Material to process Start Marker
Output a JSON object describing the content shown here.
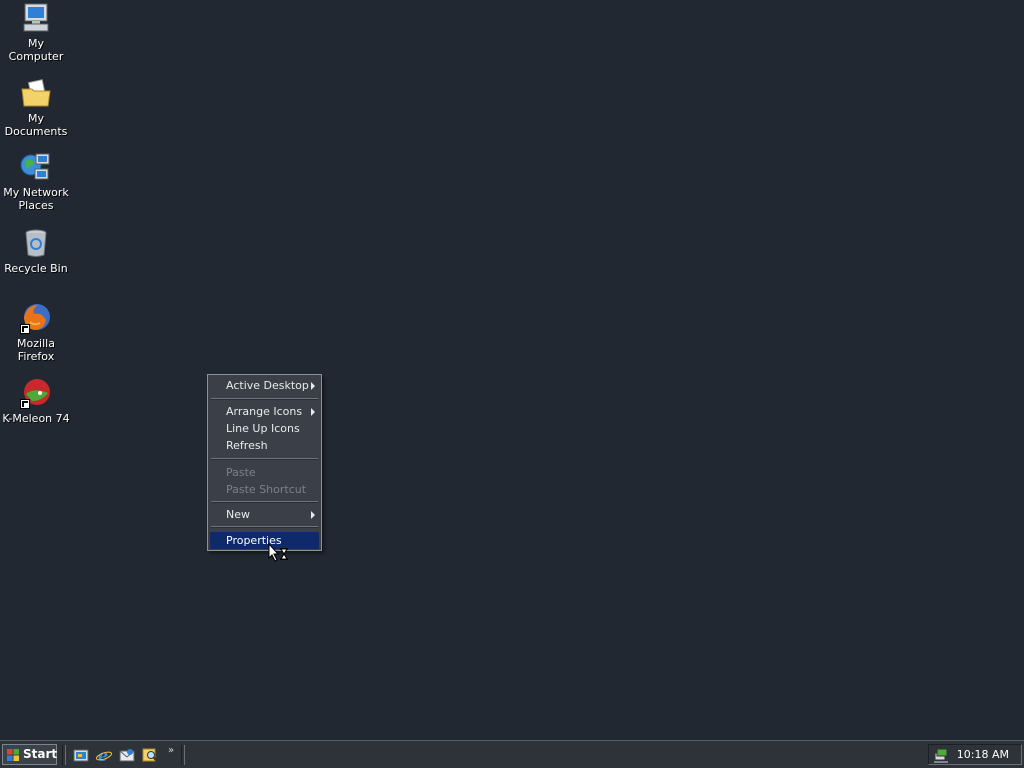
{
  "desktop": {
    "icons": [
      {
        "label": "My Computer",
        "icon": "computer-icon"
      },
      {
        "label": "My Documents",
        "icon": "folder-documents-icon"
      },
      {
        "label": "My Network Places",
        "icon": "network-places-icon"
      },
      {
        "label": "Recycle Bin",
        "icon": "recycle-bin-icon"
      },
      {
        "label": "Mozilla Firefox",
        "icon": "firefox-icon",
        "shortcut": true
      },
      {
        "label": "K-Meleon 74",
        "icon": "kmeleon-icon",
        "shortcut": true
      }
    ]
  },
  "context_menu": {
    "items": [
      {
        "label": "Active Desktop",
        "submenu": true,
        "enabled": true
      },
      {
        "label": "Arrange Icons",
        "submenu": true,
        "enabled": true
      },
      {
        "label": "Line Up Icons",
        "enabled": true
      },
      {
        "label": "Refresh",
        "enabled": true
      },
      {
        "label": "Paste",
        "enabled": false
      },
      {
        "label": "Paste Shortcut",
        "enabled": false
      },
      {
        "label": "New",
        "submenu": true,
        "enabled": true
      },
      {
        "label": "Properties",
        "enabled": true,
        "highlighted": true
      }
    ]
  },
  "taskbar": {
    "start_label": "Start",
    "quick_launch": [
      "show-desktop-icon",
      "internet-explorer-icon",
      "outlook-express-icon",
      "search-icon"
    ],
    "overflow": "»",
    "clock": "10:18 AM"
  },
  "colors": {
    "desktop": "#222831",
    "menu_bg": "#3b4048",
    "highlight": "#0f2a6b",
    "disabled_text": "#7b8088"
  }
}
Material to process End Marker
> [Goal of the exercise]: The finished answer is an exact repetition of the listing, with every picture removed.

> [Result for this exercise]:
Output a JSON object describing the content shown here.
{
  "desktop": {
    "icons": [
      {
        "label": "My Computer",
        "icon": "computer-icon"
      },
      {
        "label": "My Documents",
        "icon": "folder-documents-icon"
      },
      {
        "label": "My Network Places",
        "icon": "network-places-icon"
      },
      {
        "label": "Recycle Bin",
        "icon": "recycle-bin-icon"
      },
      {
        "label": "Mozilla Firefox",
        "icon": "firefox-icon",
        "shortcut": true
      },
      {
        "label": "K-Meleon 74",
        "icon": "kmeleon-icon",
        "shortcut": true
      }
    ]
  },
  "context_menu": {
    "items": [
      {
        "label": "Active Desktop",
        "submenu": true,
        "enabled": true
      },
      {
        "label": "Arrange Icons",
        "submenu": true,
        "enabled": true
      },
      {
        "label": "Line Up Icons",
        "enabled": true
      },
      {
        "label": "Refresh",
        "enabled": true
      },
      {
        "label": "Paste",
        "enabled": false
      },
      {
        "label": "Paste Shortcut",
        "enabled": false
      },
      {
        "label": "New",
        "submenu": true,
        "enabled": true
      },
      {
        "label": "Properties",
        "enabled": true,
        "highlighted": true
      }
    ]
  },
  "taskbar": {
    "start_label": "Start",
    "quick_launch": [
      "show-desktop-icon",
      "internet-explorer-icon",
      "outlook-express-icon",
      "search-icon"
    ],
    "overflow": "»",
    "clock": "10:18 AM"
  },
  "colors": {
    "desktop": "#222831",
    "menu_bg": "#3b4048",
    "highlight": "#0f2a6b",
    "disabled_text": "#7b8088"
  }
}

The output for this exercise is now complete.